Canada's thin-capitalization rule has changed. Intra-group loans into Canada must be reviewed if adverse tax consequences are to be avoided. Most importantly, those lenders who accepted the non-deductibility of interest by the borrower must now look to their own tax liability under a rule which is already in effect.
Thin-Cap As It Was
The policy behind the thin-cap rule is to prevent the erosion of Canada's tax base given that interest payments are deductible whereas dividends are not. This rule applies to debt owed by Canadian-resident corporate taxpayers to non-residents that own 25% or more of the corporation's votes or value—such a lender is referred to as a "specified non-resident". The effect of this rule is to deny an interest deduction to the extent that a 2:1 debt to equity ratio is exceeded.
To apply the 25% test, we include the specified non-resident's shareholdings on a fully diluted basis; that is, all stock options or other contractual rights to acquire shares are deemed to have been exercised. We also include such shareholdings of persons who do not deal at arm's length with the specified non-resident. This refers to persons who, in general terms, control, are controlled by, or are controlled by the same third party as, the specified non-resident—i.e., a member of the same corporate group.
Debt is then calculated by averaging the greatest amount of debt owed to all specified non-residents in each month of the year. Equity is calculated as the sum of: (i) the borrower's retained earnings at the beginning of the year; (ii) the average of the contributed surplus maintained by specified non-residents in the borrower at the beginning of each month of the year; and, (iii) the average of the paid-up capital maintained in the borrower by specified non-residents at the beginning of each month of the year.
A further rule then provides that if a specified non-resident (or a non-resident not dealing at arm's length with the specified non-resident) lends to a third party on condition that this third party lend funds to the borrower, the borrower is deemed to have borrowed those funds directly from the specified non-resident. The thin-cap rule cannot, then, be avoided by indirect loans.
Oddly, the thin-cap rule used to apply only to corporations and could therefore be avoided by organizing the borrower as a partnership.

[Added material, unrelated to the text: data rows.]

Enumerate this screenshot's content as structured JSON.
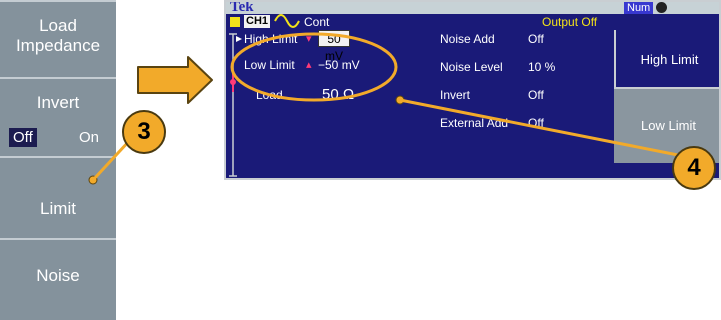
{
  "softkeys": {
    "load_impedance": "Load\nImpedance",
    "invert": "Invert",
    "invert_off": "Off",
    "invert_on": "On",
    "limit": "Limit",
    "noise": "Noise"
  },
  "screen": {
    "brand": "Tek",
    "num_badge": "Num",
    "channel": "CH1",
    "mode": "Cont",
    "output_status": "Output Off",
    "params_left": [
      {
        "label": "High Limit",
        "value": "50 mV"
      },
      {
        "label": "Low Limit",
        "value": "−50 mV"
      },
      {
        "label": "Load",
        "value": "50 Ω"
      }
    ],
    "params_right": [
      {
        "label": "Noise Add",
        "value": "Off"
      },
      {
        "label": "Noise Level",
        "value": "10 %"
      },
      {
        "label": "Invert",
        "value": "Off"
      },
      {
        "label": "External Add",
        "value": "Off"
      }
    ],
    "menu": [
      "High Limit",
      "Low Limit"
    ]
  },
  "callouts": {
    "step3": "3",
    "step4": "4"
  },
  "colors": {
    "screen_bg": "#1a1a78",
    "callout": "#f2aa2a",
    "highlight": "#f2e21a",
    "marker": "#ff3a78"
  }
}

Canada's recent federal budget has now introduced some complexity into the foregoing.
The New Debt:Equity Ratio
The debt to equity ratio has been changed from 2:1 to 1.5:1. If, for example, $50k of equity had been maintained in respect of $100k of debt, it is now necessary to either increase the equity to $66.67K or reduce the debt to $75K. This measure applies to taxation years that begin after 2012.

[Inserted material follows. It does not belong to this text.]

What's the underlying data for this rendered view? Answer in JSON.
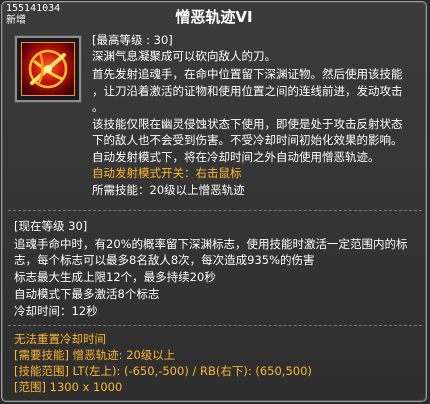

Application to Lenders
Until these latest changes, the thin-cap rule only denied an interest deduction to the borrower. Now, however, the amount of non-deductible interest is also deemed to be a dividend to the non-resident lender and is taxed accordingly. This is consistent with recent amendments to Canada's tax treaty with the United States, which wholly exempt interest payments (but not dividends) from Canada's Part XIII tax.

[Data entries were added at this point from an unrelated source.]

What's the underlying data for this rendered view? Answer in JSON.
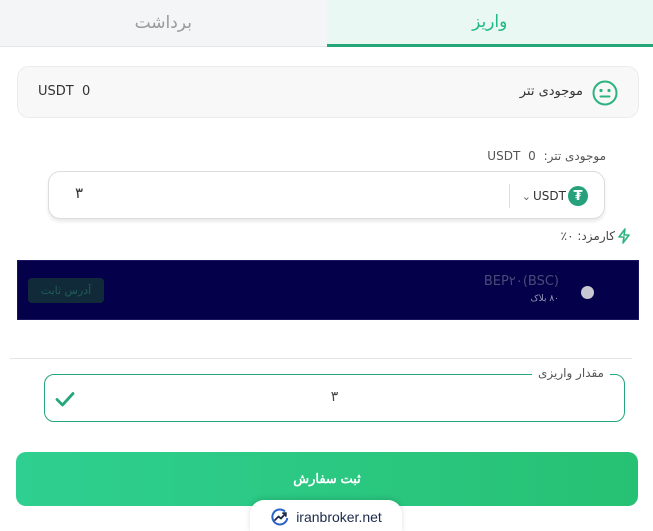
{
  "tabs": {
    "withdraw_label": "برداشت",
    "deposit_label": "واریز"
  },
  "balance": {
    "label": "موجودی تتر",
    "value": "USDT  0",
    "icon": "neutral-face-icon"
  },
  "available": {
    "label": "موجودی تتر:",
    "amount": "0",
    "unit": "USDT"
  },
  "amount_input": {
    "value": "۳",
    "currency": "USDT",
    "currency_icon": "tether-icon"
  },
  "fee": {
    "label": "کارمزد: ۰٪"
  },
  "network": {
    "name": "BEP۲۰(BSC)",
    "blocks": "۸۰ بلاک",
    "badge": "آدرس ثابت"
  },
  "deposit_amount": {
    "legend": "مقدار واریزی",
    "value": "۳"
  },
  "submit": {
    "label": "ثبت سفارش"
  },
  "watermark": {
    "text": "iranbroker.net"
  },
  "colors": {
    "accent": "#25a77a",
    "network_bg": "#05004a",
    "button_start": "#2ecf90",
    "button_end": "#27c173"
  }
}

This measure applies to that portion of the current taxation year that ends on or after March 29, 2012. This measure therefore applies now, notwithstanding that the new debt to equity ratio applies only to taxation years that begin after 2012.
Application to Partnerships
Partnerships are no longer exempt from the application of the thin-cap rule. The Canada Revenue Agency will look through partnerships, denying each corporate partner its proportionate share of the interest deduction. This measure applies to taxation years that begin on or after March 29, 2012.
All intra-company loans inbound to Canada must be carefully reviewed to ensure that they comply with the newly amended thin-cap rule. Moreover, financing structures that accept the non-deductibility of the interest expense must be reconsidered given the additional tax consequence to lenders.
Patrick Westaway is a Partner at Dale & Lessmann LLP, a Toronto-based full service law firm. Patrick practises in the area of taxation law with a specialization in international tax structuring. To speak with Patrick, please call 416-369-7857 or e-mail him at email@example.com.